Information given
########

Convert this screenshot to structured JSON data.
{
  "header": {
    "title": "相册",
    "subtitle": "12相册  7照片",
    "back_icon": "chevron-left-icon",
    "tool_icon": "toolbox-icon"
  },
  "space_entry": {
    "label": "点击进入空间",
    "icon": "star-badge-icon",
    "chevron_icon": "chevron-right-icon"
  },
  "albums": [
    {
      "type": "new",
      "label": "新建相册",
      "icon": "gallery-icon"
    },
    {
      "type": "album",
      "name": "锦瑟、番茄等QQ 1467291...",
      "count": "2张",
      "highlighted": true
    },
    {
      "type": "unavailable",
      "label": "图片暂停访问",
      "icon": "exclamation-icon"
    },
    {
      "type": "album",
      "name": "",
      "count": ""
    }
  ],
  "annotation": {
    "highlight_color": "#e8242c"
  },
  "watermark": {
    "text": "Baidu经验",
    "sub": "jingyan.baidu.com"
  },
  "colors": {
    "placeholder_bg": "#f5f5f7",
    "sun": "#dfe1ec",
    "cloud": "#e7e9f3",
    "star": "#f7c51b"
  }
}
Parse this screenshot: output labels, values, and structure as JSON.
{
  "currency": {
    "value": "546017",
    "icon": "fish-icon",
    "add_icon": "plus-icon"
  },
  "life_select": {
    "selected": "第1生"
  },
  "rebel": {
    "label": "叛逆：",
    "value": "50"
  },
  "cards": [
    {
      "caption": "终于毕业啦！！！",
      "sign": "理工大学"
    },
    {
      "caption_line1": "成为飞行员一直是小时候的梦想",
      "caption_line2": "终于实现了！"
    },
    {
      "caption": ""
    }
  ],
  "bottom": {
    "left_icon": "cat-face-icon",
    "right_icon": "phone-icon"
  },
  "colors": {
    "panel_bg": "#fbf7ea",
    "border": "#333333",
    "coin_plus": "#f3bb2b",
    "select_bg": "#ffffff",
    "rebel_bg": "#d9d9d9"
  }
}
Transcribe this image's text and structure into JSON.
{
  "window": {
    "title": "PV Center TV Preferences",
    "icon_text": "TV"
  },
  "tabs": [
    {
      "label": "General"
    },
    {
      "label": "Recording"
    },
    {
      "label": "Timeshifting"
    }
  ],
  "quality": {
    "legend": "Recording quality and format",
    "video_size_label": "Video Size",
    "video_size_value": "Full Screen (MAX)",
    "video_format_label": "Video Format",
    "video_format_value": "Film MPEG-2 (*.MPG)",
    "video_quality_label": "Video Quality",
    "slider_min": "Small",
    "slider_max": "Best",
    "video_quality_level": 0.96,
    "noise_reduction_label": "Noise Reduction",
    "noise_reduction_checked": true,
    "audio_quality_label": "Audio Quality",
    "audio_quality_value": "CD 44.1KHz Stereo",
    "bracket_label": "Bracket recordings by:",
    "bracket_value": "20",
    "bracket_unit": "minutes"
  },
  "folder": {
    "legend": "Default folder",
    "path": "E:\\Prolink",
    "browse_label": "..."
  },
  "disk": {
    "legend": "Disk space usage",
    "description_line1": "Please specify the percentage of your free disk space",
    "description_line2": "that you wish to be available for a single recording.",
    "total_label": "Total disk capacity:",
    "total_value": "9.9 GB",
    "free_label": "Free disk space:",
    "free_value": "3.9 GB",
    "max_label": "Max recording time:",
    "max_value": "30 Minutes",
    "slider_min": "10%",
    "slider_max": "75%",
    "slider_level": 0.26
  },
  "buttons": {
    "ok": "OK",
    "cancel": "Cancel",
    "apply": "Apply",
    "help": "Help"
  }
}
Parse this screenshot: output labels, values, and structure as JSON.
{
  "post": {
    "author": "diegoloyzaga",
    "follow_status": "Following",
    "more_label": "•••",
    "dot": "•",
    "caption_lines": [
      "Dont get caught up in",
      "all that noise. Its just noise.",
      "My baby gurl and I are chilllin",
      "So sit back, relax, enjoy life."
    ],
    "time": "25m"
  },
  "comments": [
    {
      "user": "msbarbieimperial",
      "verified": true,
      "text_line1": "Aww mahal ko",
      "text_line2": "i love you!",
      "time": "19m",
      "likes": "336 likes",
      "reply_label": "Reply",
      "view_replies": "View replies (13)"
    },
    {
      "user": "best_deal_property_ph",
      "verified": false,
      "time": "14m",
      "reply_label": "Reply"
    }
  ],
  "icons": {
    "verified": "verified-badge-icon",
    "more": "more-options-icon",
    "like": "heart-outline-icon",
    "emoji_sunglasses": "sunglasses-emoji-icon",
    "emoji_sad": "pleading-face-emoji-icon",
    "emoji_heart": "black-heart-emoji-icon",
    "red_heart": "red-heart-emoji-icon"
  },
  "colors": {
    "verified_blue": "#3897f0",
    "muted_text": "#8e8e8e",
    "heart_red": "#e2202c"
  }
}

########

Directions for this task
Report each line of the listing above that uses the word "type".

Response to the exercise
      "type": "new",
      "type": "album",
      "type": "unavailable",
      "type": "album",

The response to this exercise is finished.